The car is available on eBay through Jan. 7 and is being offered for $1.75 million (roughly Rs. 11 crores) by a south Florida pawn and auto loan company. It acquired the car in 2012 from the person who purchased it from the series producer, a department of Universal Studios, in 1991, according to Auto Pawn Plus owner Peter Lima.
"This has been in a garage, hidden for almost 30 years," he said.
Ferrari could not be reached to confirm the car's authenticity.
The vehicle has done 16,000 miles (25,750 km) and has the built-in Motorola phone used in the show, Lima said.
Throughout the series, which aired on NBC for five seasons from 1984 to 1989, producers used a number of cars, including a replica Ferrari for flashy shots cruising down Miami's sun-soaked, palm tree-lined streets. However when Ferrari founder Enzo Ferrari discovered the show was using a replica he demanded Universal use authentic cars, according to Lima.
Producers acquired two black 12-cylinder Testarossas that were later repainted white, according to work receipts.
The other car is owned by a south Florida collector who has it on display in a flea market.
Should no buyer emerge for the Ferrari it will be sent to a high-end auction. "No big deal," Lima said. "It will sell for more."
"Miami Vice" featured Don Johnson and Philip Michael Thomas in the lead roles and broke new ground through the use of new wave culture and music.

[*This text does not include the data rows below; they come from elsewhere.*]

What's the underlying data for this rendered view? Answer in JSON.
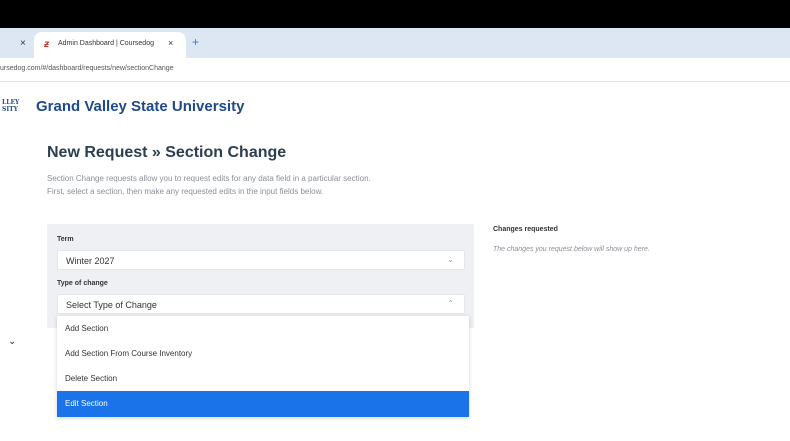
{
  "browser": {
    "tab_title": "Admin Dashboard | Coursedog",
    "url": "ursedog.com/#/dashboard/requests/new/sectionChange"
  },
  "brand": {
    "logo_text": "LLEY\nSITY",
    "name": "Grand Valley State University"
  },
  "page": {
    "title": "New Request » Section Change",
    "description": "Section Change requests allow you to request edits for any data field in a particular section. First, select a section, then make any requested edits in the input fields below."
  },
  "form": {
    "term_label": "Term",
    "term_value": "Winter 2027",
    "change_label": "Type of change",
    "change_placeholder": "Select Type of Change"
  },
  "dropdown": {
    "options": [
      {
        "label": "Add Section"
      },
      {
        "label": "Add Section From Course Inventory"
      },
      {
        "label": "Delete Section"
      },
      {
        "label": "Edit Section"
      }
    ],
    "highlighted_index": 3,
    "highlight_color": "#1a73e8"
  },
  "changes": {
    "title": "Changes requested",
    "text": "The changes you request below will show up here."
  },
  "icons": {
    "close": "×",
    "new_tab": "+",
    "caret": "⌃",
    "chevron_down": "⌄",
    "favicon": "ƶ"
  }
}
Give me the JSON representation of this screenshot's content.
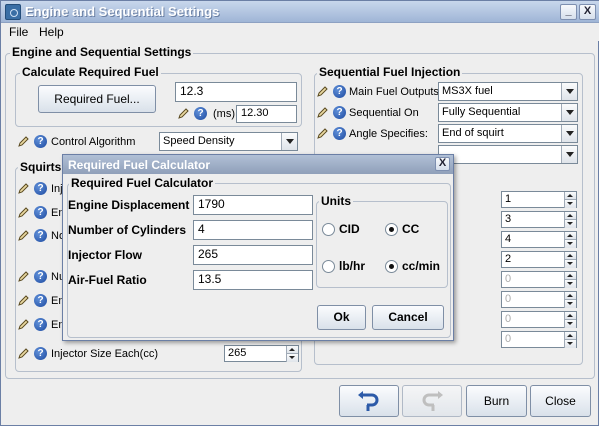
{
  "window": {
    "title": "Engine and Sequential Settings",
    "minimize": "_",
    "close": "X"
  },
  "menu": {
    "file": "File",
    "help": "Help"
  },
  "panel": {
    "title": "Engine and Sequential Settings"
  },
  "req_fuel": {
    "legend": "Calculate Required Fuel",
    "button": "Required Fuel...",
    "value": "12.3",
    "ms_label": "(ms)",
    "ms_value": "12.30"
  },
  "control": {
    "label": "Control Algorithm",
    "value": "Speed Density"
  },
  "squirts": {
    "legend": "Squirts",
    "rows": [
      "Inj",
      "En",
      "No",
      "Nu",
      "En",
      "En"
    ],
    "injector_label": "Injector Size Each(cc)",
    "injector_value": "265"
  },
  "seq": {
    "legend": "Sequential Fuel Injection",
    "rows": [
      {
        "label": "Main Fuel Outputs",
        "value": "MS3X fuel"
      },
      {
        "label": "Sequential On",
        "value": "Fully Sequential"
      },
      {
        "label": "Angle Specifies:",
        "value": "End of squirt"
      }
    ]
  },
  "right_spinners": [
    "1",
    "3",
    "4",
    "2",
    "0",
    "0",
    "0",
    "0"
  ],
  "dialog": {
    "title": "Required Fuel Calculator",
    "close": "X",
    "group": "Required Fuel Calculator",
    "fields": [
      {
        "label": "Engine Displacement",
        "value": "1790"
      },
      {
        "label": "Number of Cylinders",
        "value": "4"
      },
      {
        "label": "Injector Flow",
        "value": "265"
      },
      {
        "label": "Air-Fuel Ratio",
        "value": "13.5"
      }
    ],
    "units": {
      "legend": "Units",
      "cid": "CID",
      "cc": "CC",
      "lbhr": "lb/hr",
      "ccmin": "cc/min"
    },
    "ok": "Ok",
    "cancel": "Cancel"
  },
  "bottom": {
    "burn": "Burn",
    "close": "Close"
  },
  "icons": {
    "undo": "undo-arrow-icon",
    "redo": "redo-arrow-icon",
    "pencil": "pencil-icon",
    "help": "help-question-icon"
  }
}
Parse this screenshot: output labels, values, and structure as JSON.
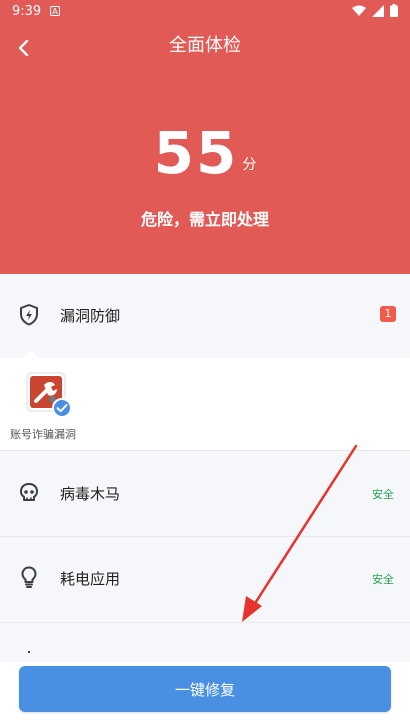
{
  "status_bar": {
    "time": "9:39",
    "notification_letter": "A"
  },
  "header": {
    "title": "全面体检",
    "score": "55",
    "score_unit": "分",
    "status": "危险，需立即处理",
    "background_color": "#e15a56"
  },
  "items": [
    {
      "label": "漏洞防御",
      "icon": "shield-bolt-icon",
      "badge": "1"
    },
    {
      "label": "病毒木马",
      "icon": "skull-icon",
      "status": "安全"
    },
    {
      "label": "耗电应用",
      "icon": "lightbulb-icon",
      "status": "安全"
    }
  ],
  "vulnerability_detail": {
    "app_label": "账号诈骗漏洞",
    "app_icon": "tools-icon"
  },
  "footer": {
    "button_label": "一键修复",
    "button_color": "#4a90e2"
  },
  "colors": {
    "safe": "#22a550",
    "badge": "#f25a4a",
    "annotation_arrow": "#e8322c"
  }
}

It remains popular in syndication.
© Thomson Reuters 2014